> EXERCISE BRIEF:
Wherever "youtube" appears in the records below, copy the line that holds it.

> RECORDS FOR PROCESSING:
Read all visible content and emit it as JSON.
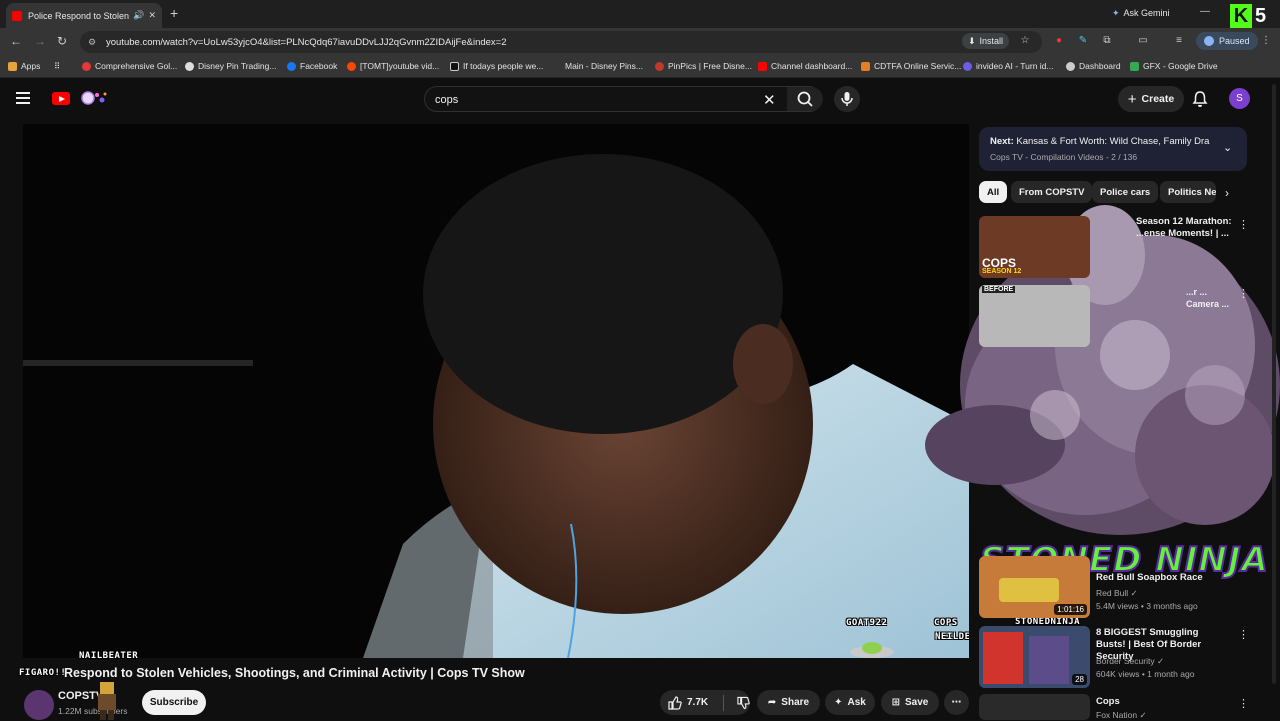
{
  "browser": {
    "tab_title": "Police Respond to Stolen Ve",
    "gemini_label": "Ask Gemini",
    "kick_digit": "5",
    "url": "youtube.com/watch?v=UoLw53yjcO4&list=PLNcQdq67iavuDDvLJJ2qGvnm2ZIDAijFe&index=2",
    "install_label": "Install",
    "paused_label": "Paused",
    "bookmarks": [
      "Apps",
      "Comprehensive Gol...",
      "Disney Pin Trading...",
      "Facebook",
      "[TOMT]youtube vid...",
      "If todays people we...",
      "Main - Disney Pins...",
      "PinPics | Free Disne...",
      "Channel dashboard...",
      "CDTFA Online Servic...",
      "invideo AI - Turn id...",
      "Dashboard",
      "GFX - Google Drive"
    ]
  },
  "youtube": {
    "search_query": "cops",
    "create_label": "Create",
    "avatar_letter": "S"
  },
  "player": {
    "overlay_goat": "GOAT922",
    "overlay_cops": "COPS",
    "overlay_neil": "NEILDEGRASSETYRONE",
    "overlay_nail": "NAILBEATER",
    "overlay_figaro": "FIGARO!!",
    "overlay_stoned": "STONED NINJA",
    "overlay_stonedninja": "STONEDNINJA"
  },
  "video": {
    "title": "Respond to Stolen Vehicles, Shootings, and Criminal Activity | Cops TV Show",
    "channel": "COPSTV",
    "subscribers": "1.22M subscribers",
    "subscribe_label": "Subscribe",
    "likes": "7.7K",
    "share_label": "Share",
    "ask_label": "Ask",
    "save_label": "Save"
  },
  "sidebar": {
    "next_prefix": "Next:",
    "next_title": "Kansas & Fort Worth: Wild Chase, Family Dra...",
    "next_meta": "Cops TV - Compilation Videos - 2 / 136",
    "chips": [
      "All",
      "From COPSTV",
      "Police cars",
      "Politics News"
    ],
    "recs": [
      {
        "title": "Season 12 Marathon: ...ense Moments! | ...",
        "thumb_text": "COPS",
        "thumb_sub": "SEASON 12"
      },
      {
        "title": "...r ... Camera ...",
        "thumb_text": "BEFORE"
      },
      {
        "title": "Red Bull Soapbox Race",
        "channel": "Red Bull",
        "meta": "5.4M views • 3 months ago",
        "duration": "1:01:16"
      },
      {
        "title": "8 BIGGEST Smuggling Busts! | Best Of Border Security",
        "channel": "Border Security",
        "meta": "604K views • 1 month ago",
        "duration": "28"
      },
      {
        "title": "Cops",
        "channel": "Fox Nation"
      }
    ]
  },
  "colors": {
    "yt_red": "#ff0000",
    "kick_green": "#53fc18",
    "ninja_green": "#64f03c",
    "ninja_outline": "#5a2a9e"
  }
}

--

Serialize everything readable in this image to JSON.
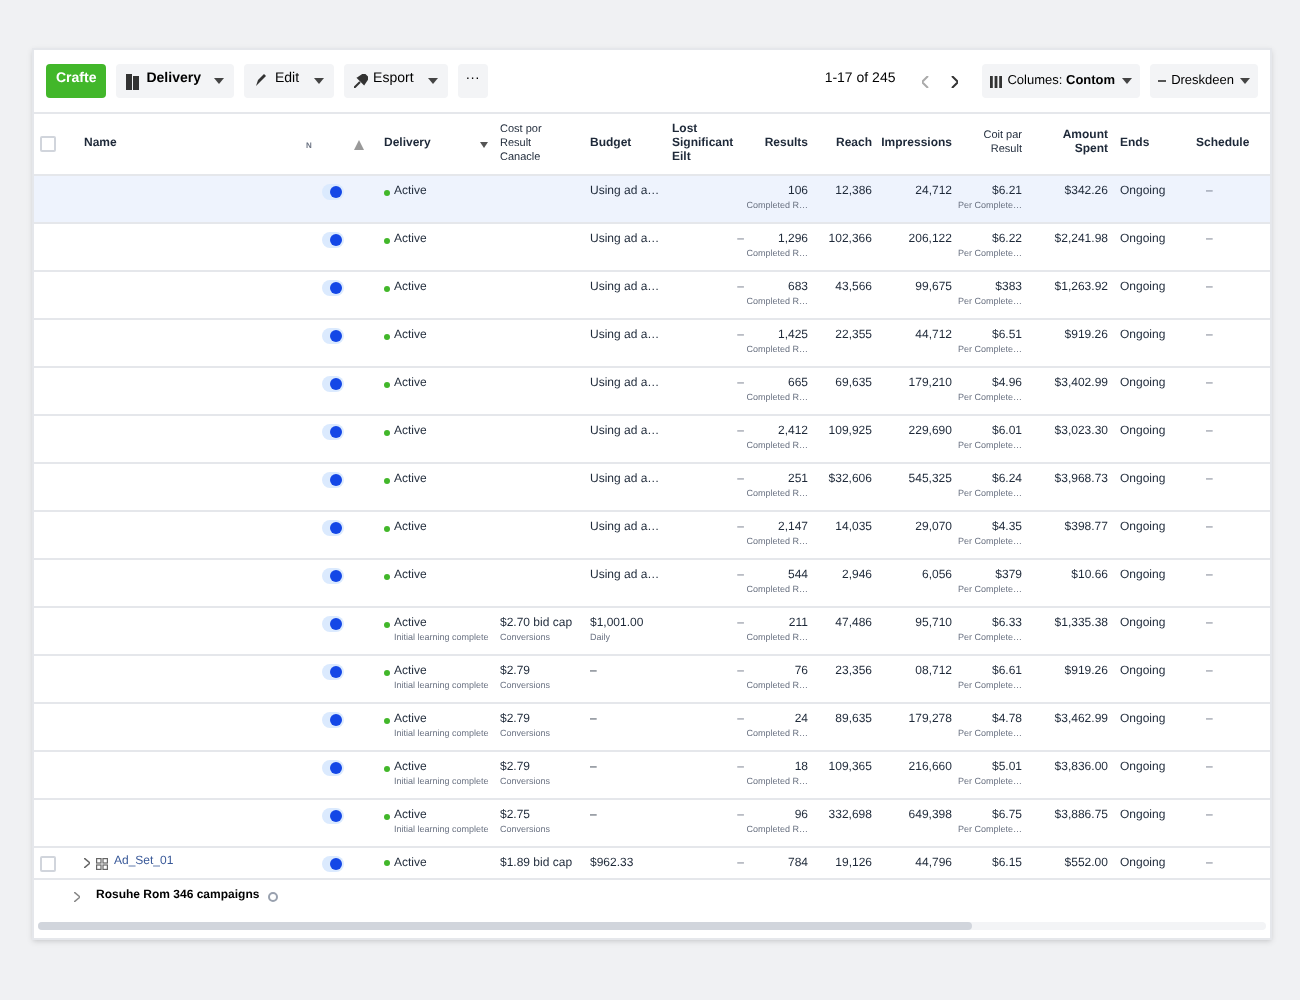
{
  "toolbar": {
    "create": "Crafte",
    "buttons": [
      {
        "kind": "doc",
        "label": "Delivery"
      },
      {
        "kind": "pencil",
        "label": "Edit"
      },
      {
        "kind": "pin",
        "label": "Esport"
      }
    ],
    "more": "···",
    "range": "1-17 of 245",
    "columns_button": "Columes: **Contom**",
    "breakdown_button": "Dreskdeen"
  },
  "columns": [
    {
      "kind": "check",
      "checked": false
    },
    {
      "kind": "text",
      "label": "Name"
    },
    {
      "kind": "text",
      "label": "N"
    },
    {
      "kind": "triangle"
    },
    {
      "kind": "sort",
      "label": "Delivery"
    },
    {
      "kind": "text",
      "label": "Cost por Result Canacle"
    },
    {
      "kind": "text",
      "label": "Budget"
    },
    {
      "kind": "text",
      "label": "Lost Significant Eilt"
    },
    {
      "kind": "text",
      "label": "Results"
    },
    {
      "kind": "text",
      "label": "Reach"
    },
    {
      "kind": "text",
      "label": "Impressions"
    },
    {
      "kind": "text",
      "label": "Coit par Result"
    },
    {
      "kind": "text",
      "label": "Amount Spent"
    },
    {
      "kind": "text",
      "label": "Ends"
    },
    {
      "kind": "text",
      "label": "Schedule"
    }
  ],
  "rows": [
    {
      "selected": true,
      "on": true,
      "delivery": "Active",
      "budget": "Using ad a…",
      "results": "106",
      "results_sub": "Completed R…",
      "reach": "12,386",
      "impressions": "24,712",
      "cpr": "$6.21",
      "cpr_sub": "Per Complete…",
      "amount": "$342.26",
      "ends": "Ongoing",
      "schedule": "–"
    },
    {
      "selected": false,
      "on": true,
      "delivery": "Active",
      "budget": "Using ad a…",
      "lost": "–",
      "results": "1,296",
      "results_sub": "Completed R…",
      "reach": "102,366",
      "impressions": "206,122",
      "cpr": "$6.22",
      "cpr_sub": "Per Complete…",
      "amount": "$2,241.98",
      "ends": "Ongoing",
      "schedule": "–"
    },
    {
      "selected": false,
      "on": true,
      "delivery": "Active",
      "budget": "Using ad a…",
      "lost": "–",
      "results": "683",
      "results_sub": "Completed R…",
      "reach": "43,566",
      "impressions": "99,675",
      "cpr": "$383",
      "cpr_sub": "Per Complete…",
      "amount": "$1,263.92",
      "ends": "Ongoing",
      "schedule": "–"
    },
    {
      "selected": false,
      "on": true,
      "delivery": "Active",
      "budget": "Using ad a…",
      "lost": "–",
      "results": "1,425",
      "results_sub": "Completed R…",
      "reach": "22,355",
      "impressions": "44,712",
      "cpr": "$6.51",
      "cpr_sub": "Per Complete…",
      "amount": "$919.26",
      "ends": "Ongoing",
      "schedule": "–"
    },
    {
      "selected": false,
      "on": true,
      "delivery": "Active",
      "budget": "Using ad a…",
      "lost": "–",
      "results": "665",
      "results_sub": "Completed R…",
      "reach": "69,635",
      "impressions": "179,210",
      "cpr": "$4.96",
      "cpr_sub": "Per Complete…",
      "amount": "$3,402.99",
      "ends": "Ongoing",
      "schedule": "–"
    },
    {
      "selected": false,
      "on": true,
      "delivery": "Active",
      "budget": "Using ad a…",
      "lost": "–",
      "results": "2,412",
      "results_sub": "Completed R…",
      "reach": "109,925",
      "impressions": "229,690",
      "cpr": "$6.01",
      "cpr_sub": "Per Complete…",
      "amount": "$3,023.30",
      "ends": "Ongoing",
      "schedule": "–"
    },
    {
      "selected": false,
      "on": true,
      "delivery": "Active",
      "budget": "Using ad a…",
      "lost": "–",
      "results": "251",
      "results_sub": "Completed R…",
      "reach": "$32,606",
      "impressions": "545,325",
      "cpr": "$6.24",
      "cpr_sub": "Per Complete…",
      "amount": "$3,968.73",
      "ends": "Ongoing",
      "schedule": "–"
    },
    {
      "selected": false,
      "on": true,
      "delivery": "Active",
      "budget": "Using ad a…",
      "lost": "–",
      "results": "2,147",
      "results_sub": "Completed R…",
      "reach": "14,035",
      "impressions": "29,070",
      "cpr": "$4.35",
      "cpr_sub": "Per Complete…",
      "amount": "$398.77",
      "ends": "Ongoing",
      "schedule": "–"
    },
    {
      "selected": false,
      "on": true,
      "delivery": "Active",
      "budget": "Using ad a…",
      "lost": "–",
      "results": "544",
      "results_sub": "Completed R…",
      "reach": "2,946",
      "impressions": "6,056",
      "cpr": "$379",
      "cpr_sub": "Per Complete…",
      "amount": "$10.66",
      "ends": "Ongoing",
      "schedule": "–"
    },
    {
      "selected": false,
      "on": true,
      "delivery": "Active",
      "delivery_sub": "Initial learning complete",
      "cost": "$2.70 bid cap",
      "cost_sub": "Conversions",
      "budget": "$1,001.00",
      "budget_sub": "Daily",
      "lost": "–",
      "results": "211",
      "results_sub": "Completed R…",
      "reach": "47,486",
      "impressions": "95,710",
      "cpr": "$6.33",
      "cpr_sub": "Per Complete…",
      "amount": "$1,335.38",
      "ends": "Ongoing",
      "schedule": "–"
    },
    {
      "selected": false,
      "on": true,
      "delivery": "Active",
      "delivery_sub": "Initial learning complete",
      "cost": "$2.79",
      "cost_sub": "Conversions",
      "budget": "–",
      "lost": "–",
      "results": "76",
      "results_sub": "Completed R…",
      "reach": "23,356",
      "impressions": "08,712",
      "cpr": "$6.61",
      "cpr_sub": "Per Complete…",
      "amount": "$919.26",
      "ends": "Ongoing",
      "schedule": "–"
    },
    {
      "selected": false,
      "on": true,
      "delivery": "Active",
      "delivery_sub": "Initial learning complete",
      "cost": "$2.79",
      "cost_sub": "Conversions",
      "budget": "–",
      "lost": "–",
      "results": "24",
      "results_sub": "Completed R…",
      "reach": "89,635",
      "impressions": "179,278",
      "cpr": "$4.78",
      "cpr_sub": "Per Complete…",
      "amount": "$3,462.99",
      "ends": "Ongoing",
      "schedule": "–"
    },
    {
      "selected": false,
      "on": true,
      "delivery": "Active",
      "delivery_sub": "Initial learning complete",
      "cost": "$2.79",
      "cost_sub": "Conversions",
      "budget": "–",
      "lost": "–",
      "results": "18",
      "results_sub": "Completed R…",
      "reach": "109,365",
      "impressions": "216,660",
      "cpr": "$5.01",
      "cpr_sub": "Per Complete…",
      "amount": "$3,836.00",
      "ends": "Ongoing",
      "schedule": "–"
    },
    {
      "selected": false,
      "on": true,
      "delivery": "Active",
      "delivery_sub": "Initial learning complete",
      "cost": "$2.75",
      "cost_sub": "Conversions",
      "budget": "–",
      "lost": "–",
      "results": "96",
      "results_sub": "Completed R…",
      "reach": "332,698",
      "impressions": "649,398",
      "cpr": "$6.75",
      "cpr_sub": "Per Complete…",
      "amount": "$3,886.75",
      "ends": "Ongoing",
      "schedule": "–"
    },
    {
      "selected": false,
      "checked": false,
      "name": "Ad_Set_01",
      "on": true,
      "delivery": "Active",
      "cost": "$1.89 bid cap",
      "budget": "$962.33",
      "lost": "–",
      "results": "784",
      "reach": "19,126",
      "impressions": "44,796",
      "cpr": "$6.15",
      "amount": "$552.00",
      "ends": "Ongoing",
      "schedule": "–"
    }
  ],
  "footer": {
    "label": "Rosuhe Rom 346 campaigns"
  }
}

> OUTPUT:
    "url": "youtube.com/watch?v=UoLw53yjcO4&list=PLNcQdq67iavuDDvLJJ2qGvnm2ZIDAijFe&index=2",
      "[TOMT]youtube vid...",
  "youtube": {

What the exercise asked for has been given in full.